2nd Sunday In Ordinary Time, Jan. 19, 2014

Written by Fr. Fitz Friday, 17 January 2014 09:36


What do John the Baptist and a college basketball player have in common?

Ethan Wragge is one of the best three point shooters  I college basetball. In a recent game he shot three three pointers within one minute of play! His coach lauds him as the ultimate team player for Creighton University. In a game last year the coach called him off the bench to substitute him. Instead, Ethan said, "Not now coach cuz the other player has such a hot hand!" The coach proclaimed: "How many players would do that? This guy really cares about the final score of the game." [ And not his own glory.]

And so it was with John the Baptist who makes a dramatic entrance into Jesus ife in today's Gospel. He cared about the end game, not his own glory. Scripture scholars explain that in his day, John had a "hot hand" in today's basketball parlance. He was a big deal and might easily have eclipsed the fame of Jesus. Yet in todays Gospel, he steps back and points to Jesus and proclaims:

"Behold the Lamb of God!"


HUMILITY should be in lower caps. But in this era of hubris like the Wolf of Wall Street and the stupid and arrogant political hacks who have a bridge to barter, humility is not in style.

We live in a time of ego inflation and self promotion.

Not so for John the Baptist who stepped aside and "made straight the way of the Lord."

True enough, we have to write our resumes just to get employment. So how do we manage to walk the path of John, rather than climb the mountain of hubris?

Perhaps by reaizing that everything is a gift and whatever gifts we possess are on loan. Andrew Greeley was a brilliant, gifted writer. Yet on one moment's time, his coach catching on a car door and him falling to the pavment and his head hitting the curb, his writing talent, but not his life, at that instant came to an end.

"Sic transit Gloria mundi!" was a phrase uttered before monarchs as flax was burned in front of them. So passes the glory of the world!

Humility is really an awareness of the grand scheme of things and realizing that we are not gods and in control of everything.
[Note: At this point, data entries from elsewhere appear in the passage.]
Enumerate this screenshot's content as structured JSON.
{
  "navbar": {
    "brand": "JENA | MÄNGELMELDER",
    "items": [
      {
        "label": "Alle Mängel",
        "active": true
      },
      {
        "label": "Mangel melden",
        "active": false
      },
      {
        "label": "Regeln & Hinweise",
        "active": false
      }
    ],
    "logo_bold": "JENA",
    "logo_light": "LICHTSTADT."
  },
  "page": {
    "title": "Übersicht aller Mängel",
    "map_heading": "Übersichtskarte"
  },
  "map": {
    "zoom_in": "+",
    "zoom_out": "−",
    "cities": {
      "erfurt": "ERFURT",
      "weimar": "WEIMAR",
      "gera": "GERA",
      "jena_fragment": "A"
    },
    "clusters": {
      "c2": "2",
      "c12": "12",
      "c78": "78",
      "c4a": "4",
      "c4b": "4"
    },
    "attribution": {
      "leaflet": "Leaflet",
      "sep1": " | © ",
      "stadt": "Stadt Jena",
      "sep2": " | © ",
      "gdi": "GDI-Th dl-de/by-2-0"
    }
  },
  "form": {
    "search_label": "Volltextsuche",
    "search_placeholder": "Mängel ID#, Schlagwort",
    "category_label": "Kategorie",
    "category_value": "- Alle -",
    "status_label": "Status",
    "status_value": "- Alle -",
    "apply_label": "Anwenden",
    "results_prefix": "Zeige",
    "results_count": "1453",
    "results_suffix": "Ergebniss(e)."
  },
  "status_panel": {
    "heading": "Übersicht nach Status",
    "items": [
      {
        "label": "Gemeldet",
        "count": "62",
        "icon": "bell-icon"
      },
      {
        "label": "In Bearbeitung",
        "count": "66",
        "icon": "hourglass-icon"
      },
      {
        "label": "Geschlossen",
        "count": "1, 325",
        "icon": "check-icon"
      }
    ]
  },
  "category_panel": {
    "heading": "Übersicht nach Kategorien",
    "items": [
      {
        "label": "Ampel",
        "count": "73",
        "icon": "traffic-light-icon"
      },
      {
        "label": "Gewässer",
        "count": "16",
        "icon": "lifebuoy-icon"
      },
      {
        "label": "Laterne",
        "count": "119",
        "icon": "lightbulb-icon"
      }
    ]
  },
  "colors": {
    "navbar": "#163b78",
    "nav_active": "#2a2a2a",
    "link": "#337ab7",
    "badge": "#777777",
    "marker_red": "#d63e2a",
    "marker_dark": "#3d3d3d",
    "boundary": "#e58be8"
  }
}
Rather, we are wounded wayfarers, in need of salvation which is a gift from the Lamb of God. Sometimes we forget and believe we can control everything around us. 

John the Baptist walked the path of letting go, and letting be.

To walk his path, we take up our cross daily and "behold the Lamb of God." who has com o save us.

Breakfast Question: Can we sometimes be proud of being humble?

Personal Reflection: What do I need to let go of?